Last summer, British prime minister David Cameron laid out a five-year plan to combat growing Islamist extremism.
But ambiguous language in one of the policies meant to regulate extremist Muslim schools has British evangelicals raising the red flag.
Calling a proposal to police religious education a “fundamental threat to religious liberty,” the Evangelical Alliance United Kingdom (EAUK) is asking the government to cancel requirements that religious groups register children’s activities and open them to inspection.

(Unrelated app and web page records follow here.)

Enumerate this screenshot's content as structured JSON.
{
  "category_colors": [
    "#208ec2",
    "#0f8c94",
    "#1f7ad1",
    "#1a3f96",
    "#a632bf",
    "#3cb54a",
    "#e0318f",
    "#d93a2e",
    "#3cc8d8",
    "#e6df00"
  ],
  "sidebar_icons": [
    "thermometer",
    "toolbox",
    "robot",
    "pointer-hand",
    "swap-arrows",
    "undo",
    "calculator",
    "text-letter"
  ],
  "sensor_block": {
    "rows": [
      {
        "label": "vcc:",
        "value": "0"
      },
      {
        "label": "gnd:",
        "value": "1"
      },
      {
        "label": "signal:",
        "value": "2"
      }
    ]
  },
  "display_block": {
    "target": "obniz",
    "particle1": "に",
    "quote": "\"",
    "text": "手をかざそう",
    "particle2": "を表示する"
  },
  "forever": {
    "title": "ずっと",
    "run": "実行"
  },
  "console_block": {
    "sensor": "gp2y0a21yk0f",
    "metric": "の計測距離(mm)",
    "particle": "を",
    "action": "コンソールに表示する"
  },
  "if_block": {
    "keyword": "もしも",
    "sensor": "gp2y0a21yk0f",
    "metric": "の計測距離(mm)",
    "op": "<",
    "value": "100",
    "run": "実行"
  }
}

“There’s a very real problem with violent extremism and radicalisation that the government is trying to address, and we support strong safeguarding measures," stated Simon McCrossan, the EAUK’s head of public policy. "But these proposals will fail to tackle the problems and instead stifle the work that churches and faith-based organisations do with children and young people across the UK.”
The parameters of the proposal are confusing.1